But That’s The Way We’ve Always Done It
I always get a lot of interesting looks from people when I wear a particular t-shirt. It was made years ago by my friend Brad Abare who runs Church Marketing Sucks, a site dedicated to helping churches suck less in their messaging. Brilliant stuff. Brad’s take over the years is that The Church has a good message to share, but generally falls on their face when they try to deliver it. They are overbearing and off mark, and tend to alienate those that they are trying to talk to. Does that sound like any company you know? I’m sure it does, just that statement “overbearing and off mark” makes me think of a half dozen organizations; I’ll let your imagination fill in the names, I won’t do so here.
As it relates to social media, I think a very common mistake that many companies make is doing things the same old way. Especially with large brands, once PR, HR and a few corporate attorneys get their hands on the social media marketing plan it starts to look like…well, what they’ve always done. Carefully crafted letters and press releases are posted in new mediums and are then called “social media”. Let me make something perfectly clear: the use of a social media channel does not mean that you are in fact engaged in social media.
For social media to be effective, old ways must be shed. No longer can you preach (pardon the pun, given the opening paragraph) to your audience about your product from a podium. Filling your Twitter stream with an RSS feed that is only pushing content out isn’t enough, because the podium doesn’t exist anymore.
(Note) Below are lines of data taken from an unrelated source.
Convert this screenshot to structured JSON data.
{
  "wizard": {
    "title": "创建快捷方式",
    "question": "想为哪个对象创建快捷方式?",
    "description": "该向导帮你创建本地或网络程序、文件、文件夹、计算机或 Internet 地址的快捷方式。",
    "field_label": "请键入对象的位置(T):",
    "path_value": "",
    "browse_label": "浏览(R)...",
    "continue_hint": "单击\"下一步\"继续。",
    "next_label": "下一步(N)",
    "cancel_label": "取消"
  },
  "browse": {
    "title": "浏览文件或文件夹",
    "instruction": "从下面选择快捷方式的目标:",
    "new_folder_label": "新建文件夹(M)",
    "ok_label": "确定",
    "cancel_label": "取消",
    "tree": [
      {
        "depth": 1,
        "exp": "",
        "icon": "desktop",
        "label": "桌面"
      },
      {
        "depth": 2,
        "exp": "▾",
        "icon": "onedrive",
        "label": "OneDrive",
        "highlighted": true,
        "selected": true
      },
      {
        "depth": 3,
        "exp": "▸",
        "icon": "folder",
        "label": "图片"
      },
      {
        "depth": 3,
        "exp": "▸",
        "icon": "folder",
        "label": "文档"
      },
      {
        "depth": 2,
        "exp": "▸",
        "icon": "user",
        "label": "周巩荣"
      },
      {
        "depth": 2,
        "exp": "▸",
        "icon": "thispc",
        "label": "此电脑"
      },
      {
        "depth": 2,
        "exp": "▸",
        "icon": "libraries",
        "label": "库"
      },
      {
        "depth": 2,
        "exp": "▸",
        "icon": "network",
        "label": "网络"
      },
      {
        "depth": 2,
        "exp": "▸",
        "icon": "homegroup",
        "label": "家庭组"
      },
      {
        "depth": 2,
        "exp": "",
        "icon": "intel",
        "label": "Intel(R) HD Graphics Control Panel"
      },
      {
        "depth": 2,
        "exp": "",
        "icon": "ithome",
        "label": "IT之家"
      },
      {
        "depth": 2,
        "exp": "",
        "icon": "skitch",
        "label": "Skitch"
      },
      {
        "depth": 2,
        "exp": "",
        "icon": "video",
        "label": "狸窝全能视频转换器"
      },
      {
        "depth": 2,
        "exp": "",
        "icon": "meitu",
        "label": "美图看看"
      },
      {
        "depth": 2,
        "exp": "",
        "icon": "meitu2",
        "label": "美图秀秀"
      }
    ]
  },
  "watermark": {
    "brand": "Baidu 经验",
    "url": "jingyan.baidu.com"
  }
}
Instead you are in a social circle, with people all around, talking, questioning and interacting with your brand. If you don’t engage in a personal and likable way, your brand is doomed to fade into obscurity on that channel.
“But that’s the way we’ve always done it”. I know, I understand. It’s hard to move into a new arena without HR, PR and William from legal looking over everything that goes out…but it’s going to be okay. In fact, it’s going to be more than okay, it’s going to be liberating. You will find that once you break the bonds of “that’s the way we’ve always done it” you will find new freedom with your brand and your messaging, and ultimately that will turn into a nice bump in revenue.
Of course there are guidelines for everything that is done publicly, but that is another post for another time.0